PETERSBURG, Alaska — Two men suing the Petersburg, Alaska borough, a local police officer, a regional narcotics task force and state law enforcement are trying to broaden the lawsuit into a class action that would allow more plaintiffs to join.

Danny Thompson and Greg Richeson claim in the lawsuit that Petersburg police officers in separate 2013 investigations obtained search warrants and seized property from their homes and did not return it for years.

Thompson said his belongings have since been returned but Richeson is still waiting for the return of his possessions, ( ) reported Monday.

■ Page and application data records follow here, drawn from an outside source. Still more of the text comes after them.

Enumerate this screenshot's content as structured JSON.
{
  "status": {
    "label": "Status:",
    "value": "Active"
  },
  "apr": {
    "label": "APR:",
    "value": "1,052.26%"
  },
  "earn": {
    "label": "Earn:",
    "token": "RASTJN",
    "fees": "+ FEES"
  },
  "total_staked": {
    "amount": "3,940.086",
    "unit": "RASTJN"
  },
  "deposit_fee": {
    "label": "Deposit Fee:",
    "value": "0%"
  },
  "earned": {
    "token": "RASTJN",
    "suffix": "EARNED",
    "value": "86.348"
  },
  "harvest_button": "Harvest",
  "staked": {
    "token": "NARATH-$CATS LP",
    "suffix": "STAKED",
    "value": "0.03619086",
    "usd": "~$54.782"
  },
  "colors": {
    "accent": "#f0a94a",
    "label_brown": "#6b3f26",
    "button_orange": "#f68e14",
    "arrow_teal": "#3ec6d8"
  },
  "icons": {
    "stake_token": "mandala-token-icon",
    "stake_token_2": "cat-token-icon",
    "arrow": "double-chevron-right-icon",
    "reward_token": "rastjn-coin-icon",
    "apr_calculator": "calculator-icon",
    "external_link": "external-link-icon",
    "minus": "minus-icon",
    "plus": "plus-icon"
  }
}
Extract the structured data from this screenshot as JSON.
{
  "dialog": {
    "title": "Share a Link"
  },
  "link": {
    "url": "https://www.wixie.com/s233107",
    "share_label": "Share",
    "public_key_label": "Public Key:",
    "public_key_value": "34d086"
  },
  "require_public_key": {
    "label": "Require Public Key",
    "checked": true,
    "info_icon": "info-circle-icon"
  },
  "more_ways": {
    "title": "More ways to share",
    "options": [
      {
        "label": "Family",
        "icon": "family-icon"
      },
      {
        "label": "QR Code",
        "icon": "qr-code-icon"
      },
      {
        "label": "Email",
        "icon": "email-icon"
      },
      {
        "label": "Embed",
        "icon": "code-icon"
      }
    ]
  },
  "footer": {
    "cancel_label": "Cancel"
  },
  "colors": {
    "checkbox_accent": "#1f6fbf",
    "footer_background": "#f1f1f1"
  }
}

The lawsuit challenges the secrecy of search warrants for law enforcement investigations that do not result in criminal charges. If it ends up going to trial, the case will not go before a jury until next year.

Attorney Fred Triem argued in late July that the suit should be a class action, saying hundreds of other people in Alaska have faced the same situation.

“Their stuff has been taken away and they cannot get the warrant file or access to it because the only way they can get access is if the police filed a criminal case as a result of the warrant based on information they obtained when they served the warrant, then but only then the defendant can go in and see his warrant file,” he said. “Otherwise it remains sealed.”

Attorneys for the state and Petersburg borough counter that Richeson’s items have not been returned because he is the target of an ongoing investigation by the Petersburg Police Department. Triem disputes that. As for Thompson, charges were forwarded to the Juneau district attorney’s office in 2015 but dismissed by the office and his property was returned.

Alaska law requires police to obtain search warrants from judges or magistrate judges that spell out the reasons for the warrant. Police are required to give owners of seized property seized copies of warrants, copies of supporting affidavits justifying the warrants and receipts for seized property. Police are also required to make inventories of seized property.

Search warrants become part of the public record when criminal cases are filed in court. However, according to the state’s court rules, search warrants, affidavits, receipts and inventories are kept sealed, and not part of the public record for four years if no criminal cases are filed. People whose property is seized can request inventories of those items but judges must approve requests for the information records to be unsealed.

The plaintiffs are seeking disclosure of court files in all search warrants and argue that Alaska’s court rules violate of the state’s constitution.

The defendants are the Petersburg borough, local police officer Kalin Rosse and the Southeast Alaska Cities Against Drugs or SEACAD. That’s a cooperative drug enforcement effort involving the Alaska State Troopers and police departments around Southeast. Also named are former Sitka police chief Sheldon Schmitt and Chris Russell of the Alaska State Troopers for their administrative role with SEACAD.

A jury trial had been scheduled for August but was rescheduled for February.